**PROVIDED DATA**
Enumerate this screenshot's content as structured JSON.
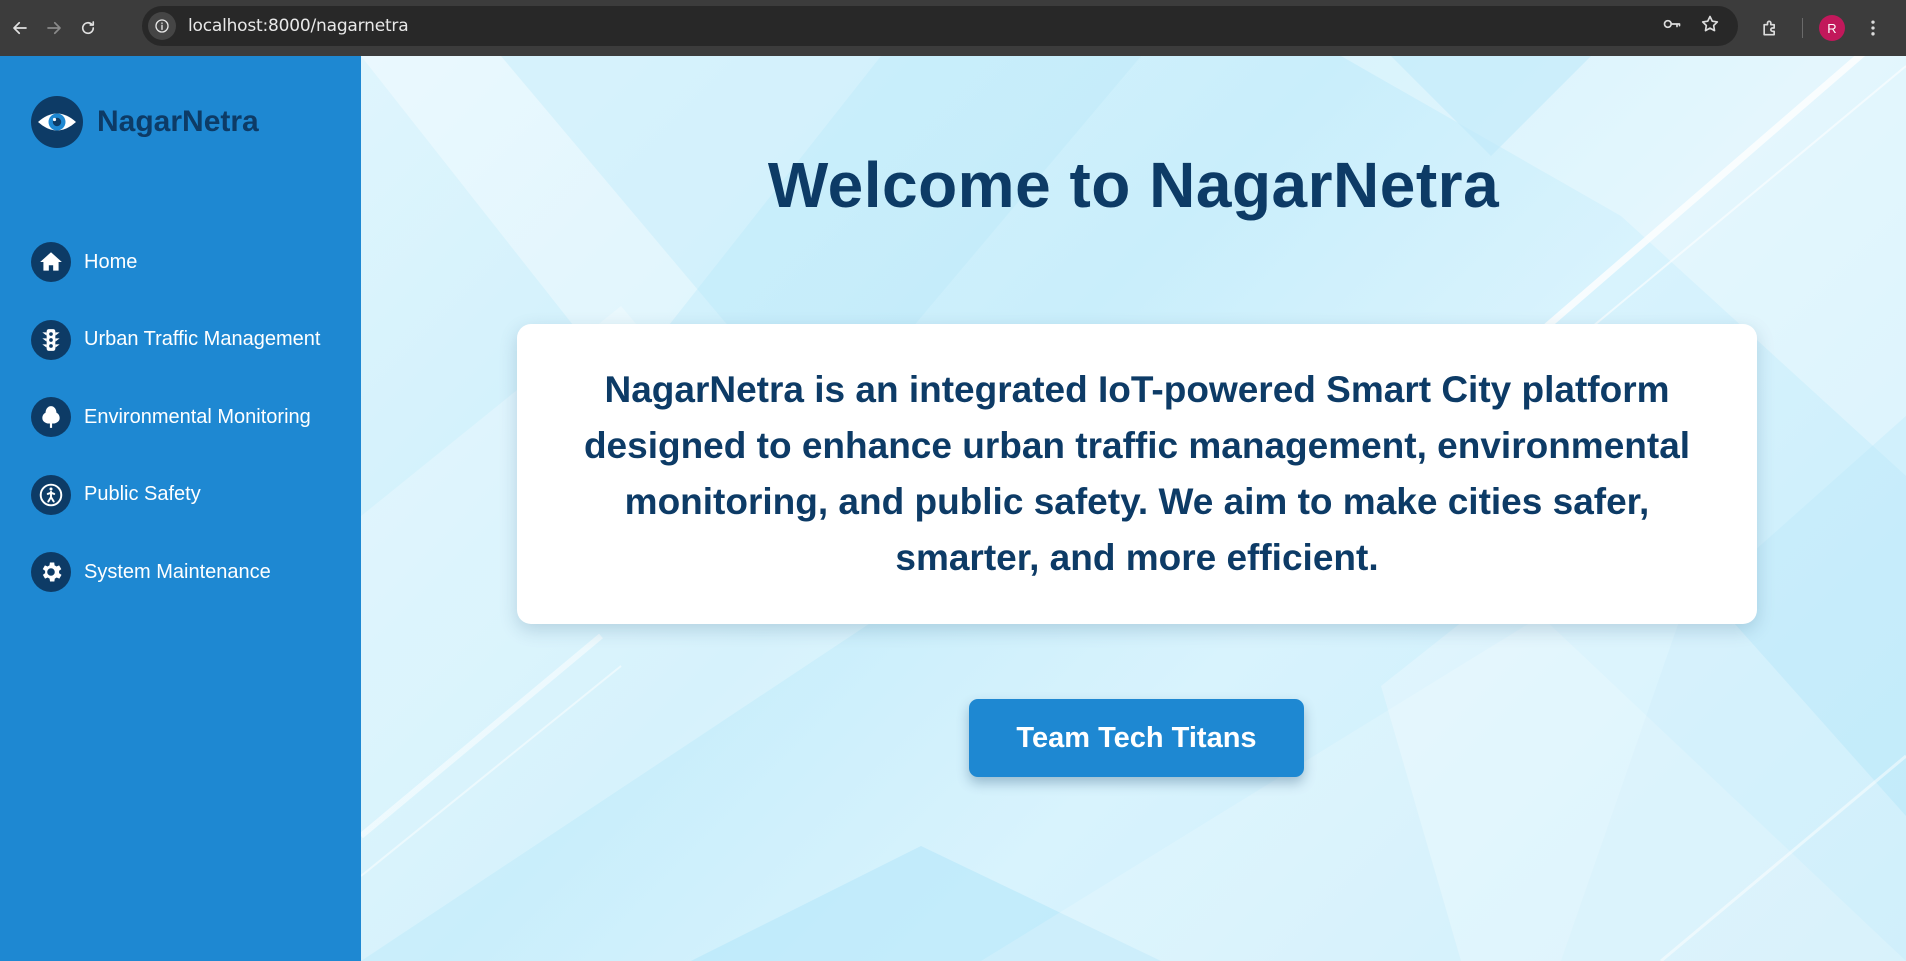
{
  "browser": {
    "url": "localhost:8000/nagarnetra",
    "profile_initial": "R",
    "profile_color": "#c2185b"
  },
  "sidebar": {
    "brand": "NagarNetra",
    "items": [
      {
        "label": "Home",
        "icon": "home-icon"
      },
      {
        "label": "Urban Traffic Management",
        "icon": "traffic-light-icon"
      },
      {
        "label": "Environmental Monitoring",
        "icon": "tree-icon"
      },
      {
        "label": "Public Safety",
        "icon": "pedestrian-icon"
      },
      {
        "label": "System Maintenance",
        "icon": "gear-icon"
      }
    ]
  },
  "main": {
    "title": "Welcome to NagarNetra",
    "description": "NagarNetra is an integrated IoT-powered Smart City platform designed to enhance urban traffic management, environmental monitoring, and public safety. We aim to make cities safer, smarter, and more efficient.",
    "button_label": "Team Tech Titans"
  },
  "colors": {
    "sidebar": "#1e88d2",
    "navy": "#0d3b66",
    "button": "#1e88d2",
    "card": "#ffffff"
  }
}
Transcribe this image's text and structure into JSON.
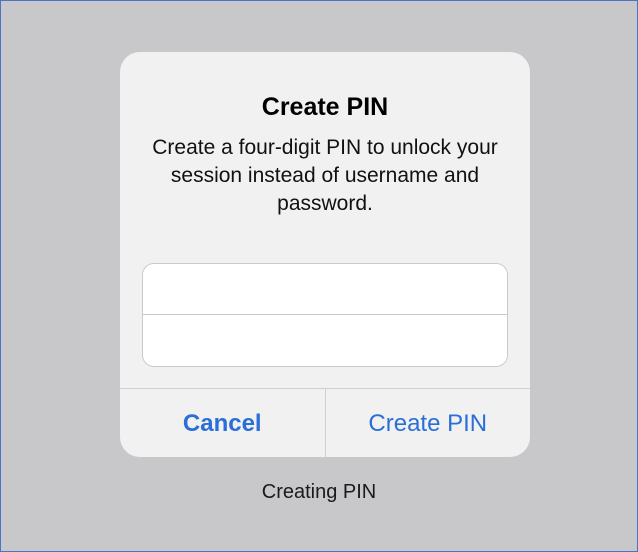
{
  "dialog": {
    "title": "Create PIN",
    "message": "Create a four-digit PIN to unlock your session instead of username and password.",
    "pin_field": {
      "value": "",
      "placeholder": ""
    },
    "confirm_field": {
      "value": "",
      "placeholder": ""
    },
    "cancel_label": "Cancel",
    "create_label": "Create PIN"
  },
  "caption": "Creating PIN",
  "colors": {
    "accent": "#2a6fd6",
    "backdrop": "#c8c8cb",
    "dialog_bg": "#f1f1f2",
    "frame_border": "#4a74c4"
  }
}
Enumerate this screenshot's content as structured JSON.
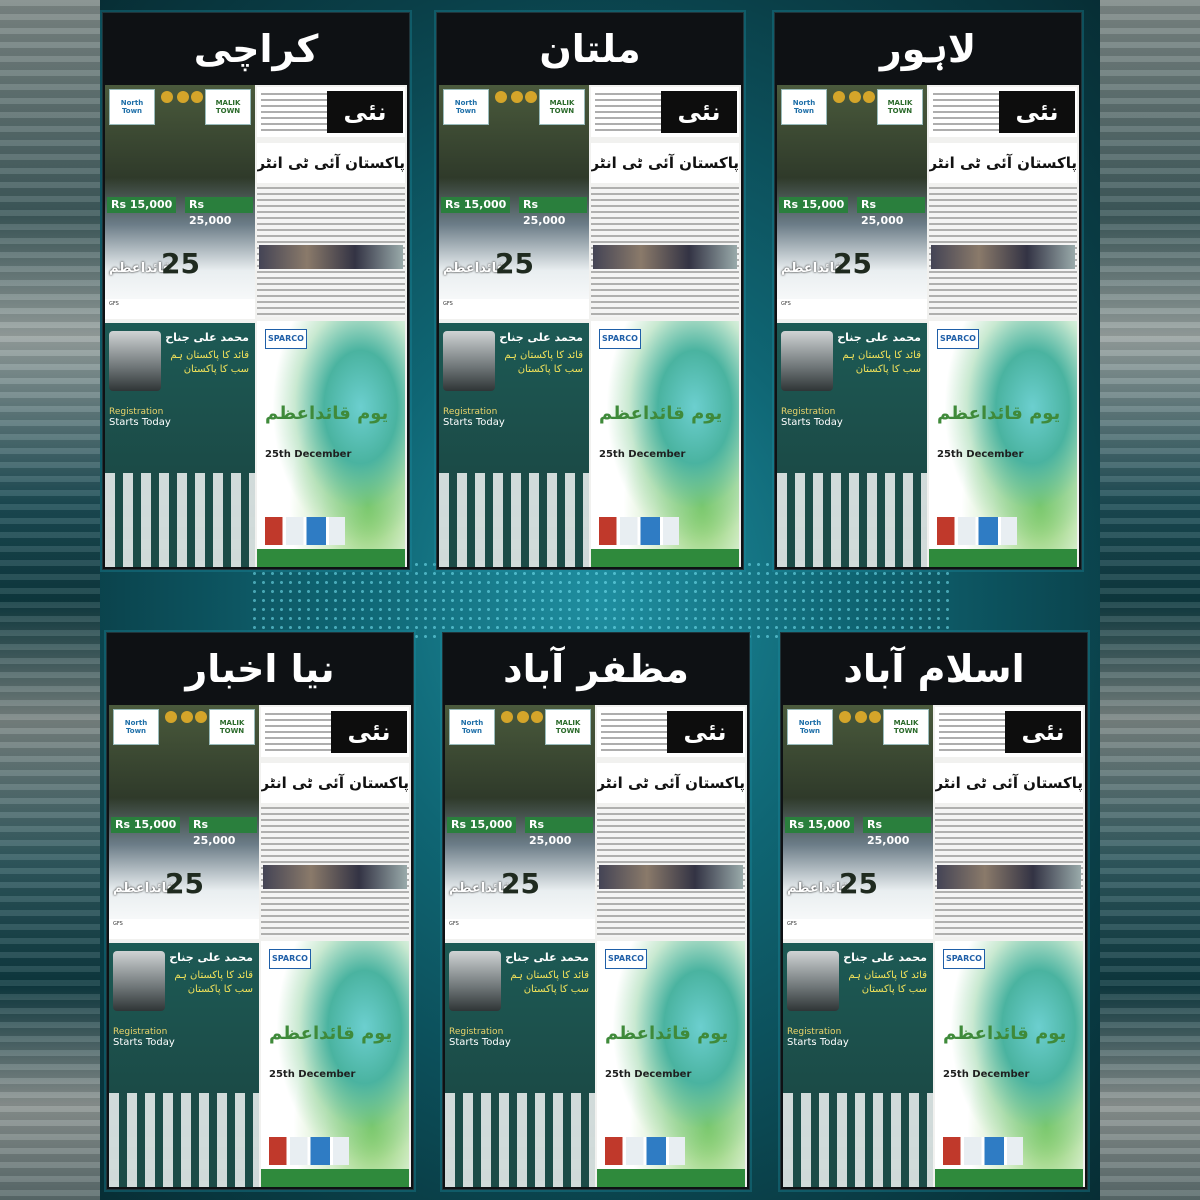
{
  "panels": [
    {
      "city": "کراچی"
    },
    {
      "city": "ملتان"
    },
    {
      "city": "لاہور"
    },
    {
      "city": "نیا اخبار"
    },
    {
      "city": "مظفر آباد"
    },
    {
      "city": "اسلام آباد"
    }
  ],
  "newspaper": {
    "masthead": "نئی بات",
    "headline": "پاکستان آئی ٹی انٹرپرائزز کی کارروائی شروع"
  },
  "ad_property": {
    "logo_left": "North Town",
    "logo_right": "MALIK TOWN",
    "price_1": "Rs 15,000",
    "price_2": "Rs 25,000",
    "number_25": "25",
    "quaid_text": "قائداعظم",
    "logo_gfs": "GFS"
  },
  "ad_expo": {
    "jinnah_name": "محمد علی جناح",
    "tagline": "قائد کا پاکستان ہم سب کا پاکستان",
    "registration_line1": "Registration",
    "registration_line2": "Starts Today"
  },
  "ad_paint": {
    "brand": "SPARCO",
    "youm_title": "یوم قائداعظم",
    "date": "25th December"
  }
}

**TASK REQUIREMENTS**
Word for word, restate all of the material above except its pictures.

**ANSWER BOX**
Enumerate this screenshot's content as structured JSON.
{
  "browser": {
    "url": "localhost:8000/nagarnetra",
    "profile_initial": "R",
    "profile_color": "#c2185b"
  },
  "sidebar": {
    "brand": "NagarNetra",
    "items": [
      {
        "label": "Home",
        "icon": "home-icon"
      },
      {
        "label": "Urban Traffic Management",
        "icon": "traffic-light-icon"
      },
      {
        "label": "Environmental Monitoring",
        "icon": "tree-icon"
      },
      {
        "label": "Public Safety",
        "icon": "pedestrian-icon"
      },
      {
        "label": "System Maintenance",
        "icon": "gear-icon"
      }
    ]
  },
  "main": {
    "title": "Welcome to NagarNetra",
    "description": "NagarNetra is an integrated IoT-powered Smart City platform designed to enhance urban traffic management, environmental monitoring, and public safety. We aim to make cities safer, smarter, and more efficient.",
    "button_label": "Team Tech Titans"
  },
  "colors": {
    "sidebar": "#1e88d2",
    "navy": "#0d3b66",
    "button": "#1e88d2",
    "card": "#ffffff"
  }
}
Transcribe this image's text and structure into JSON.
{
  "dialog": {
    "title": "Create PIN",
    "message": "Create a four-digit PIN to unlock your session instead of username and password.",
    "pin_field": {
      "value": "",
      "placeholder": ""
    },
    "confirm_field": {
      "value": "",
      "placeholder": ""
    },
    "cancel_label": "Cancel",
    "create_label": "Create PIN"
  },
  "caption": "Creating PIN",
  "colors": {
    "accent": "#2a6fd6",
    "backdrop": "#c8c8cb",
    "dialog_bg": "#f1f1f2",
    "frame_border": "#4a74c4"
  }
}
Enumerate this screenshot's content as structured JSON.
{
  "panels": [
    {
      "city": "کراچی"
    },
    {
      "city": "ملتان"
    },
    {
      "city": "لاہور"
    },
    {
      "city": "نیا اخبار"
    },
    {
      "city": "مظفر آباد"
    },
    {
      "city": "اسلام آباد"
    }
  ],
  "newspaper": {
    "masthead": "نئی بات",
    "headline": "پاکستان آئی ٹی انٹرپرائزز کی کارروائی شروع"
  },
  "ad_property": {
    "logo_left": "North Town",
    "logo_right": "MALIK TOWN",
    "price_1": "Rs 15,000",
    "price_2": "Rs 25,000",
    "number_25": "25",
    "quaid_text": "قائداعظم",
    "logo_gfs": "GFS"
  },
  "ad_expo": {
    "jinnah_name": "محمد علی جناح",
    "tagline": "قائد کا پاکستان ہم سب کا پاکستان",
    "registration_line1": "Registration",
    "registration_line2": "Starts Today"
  },
  "ad_paint": {
    "brand": "SPARCO",
    "youm_title": "یوم قائداعظم",
    "date": "25th December"
  }
}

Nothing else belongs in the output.